Liberia Declared Free of Ebola Investigate All VA Regional Offices for Problems: Senators
Here are some of the latest health and medical news developments, compiled by the editors of HealthDay:
Liberia Declared Free of Ebola
The West African country of Liberia is officially free of Ebola, World Health Organization officials announced Saturday.
There have been no new cases reported in 42 days, which is the equivalent of two incubation periods for the devastating disease, health officials said.
Still, the damage wrought by the worst Ebola outbreak in history leaves ""a scar on the conscience of the world," Liberian President Ellen Johnson Sirleaf told the Associated Press on Saturday.
WHO officials also noted they are not letting their guard down, since 18 new cases were reported this week in the two other countries hit hardest by the deadly virus -- neighboring Sierra Leone and Guinea.
Still, that was the lowest number of cases reported in a week so far this year, according to the WHO.
At least 11,005 people have died since the Ebola outbreak in West Africa began more than a year ago, the WHO said.
Investigate All VA Regional Offices for Problems: Senators
A group of U.S. senators wants the Government Accountability Office to investigate all 56 regional offices of the Department of Veterans Affairs for problems that cause delays in processing veterans' disability and pension claims.
Legislation requiring the investigation was to be included in a report to be released Wednesday by the bipartisan group of nine senators, the Associated Press reported.

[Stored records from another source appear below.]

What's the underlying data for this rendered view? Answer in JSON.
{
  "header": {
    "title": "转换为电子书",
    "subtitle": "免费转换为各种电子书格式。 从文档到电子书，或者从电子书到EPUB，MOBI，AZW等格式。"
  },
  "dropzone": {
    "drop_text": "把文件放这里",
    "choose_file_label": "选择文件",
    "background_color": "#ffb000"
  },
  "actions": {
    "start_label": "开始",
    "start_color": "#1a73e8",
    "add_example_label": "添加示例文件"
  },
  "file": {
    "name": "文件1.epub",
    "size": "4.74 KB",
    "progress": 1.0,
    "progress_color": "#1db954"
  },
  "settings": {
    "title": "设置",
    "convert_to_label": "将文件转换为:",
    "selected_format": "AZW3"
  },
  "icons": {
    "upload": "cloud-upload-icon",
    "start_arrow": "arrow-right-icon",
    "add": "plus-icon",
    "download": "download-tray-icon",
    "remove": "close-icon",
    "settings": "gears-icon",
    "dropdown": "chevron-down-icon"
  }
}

They said recent findings of mismanagement at the Philadelphia VA -- such as alterations of quality reviews, manipulation of dates to make old claims appear new, and neglected mail -- suggest there may be department-wide issues.
"The VA system again finds itself engulfed in another scandal," said Sen. Dean Heller, R-Nev., co-chair of the Senate's VA backlog working group, the AP reported.
He said poor management in VA offices across the country shows "it is time for an overhaul of the entire system."
The other co-chair of the working group, Sen. Bob Casey, D-Pa., is also worried that the Philadelphia VA office is not the only one with problems. "It's simply unacceptable to have a veteran with a disability wait hundreds of days for their claim to be resolved," he said, the AP reported.
The VA claims there are 161,000 disability and compensation claims on backlog (defined as pending over 125 days), compared to a peak of 611,000 in March 2013. However, the accuracy of the data has been challenged by the VA inspector general.
The Senate report says the inspector general should determine whether claims processors should be held to deadlines, and calls on the VA to improve manager training, submit an updated assessment of staffing and budget needs within six months, and keep Congress informed about its switch to an electronic claims system, the AP reported.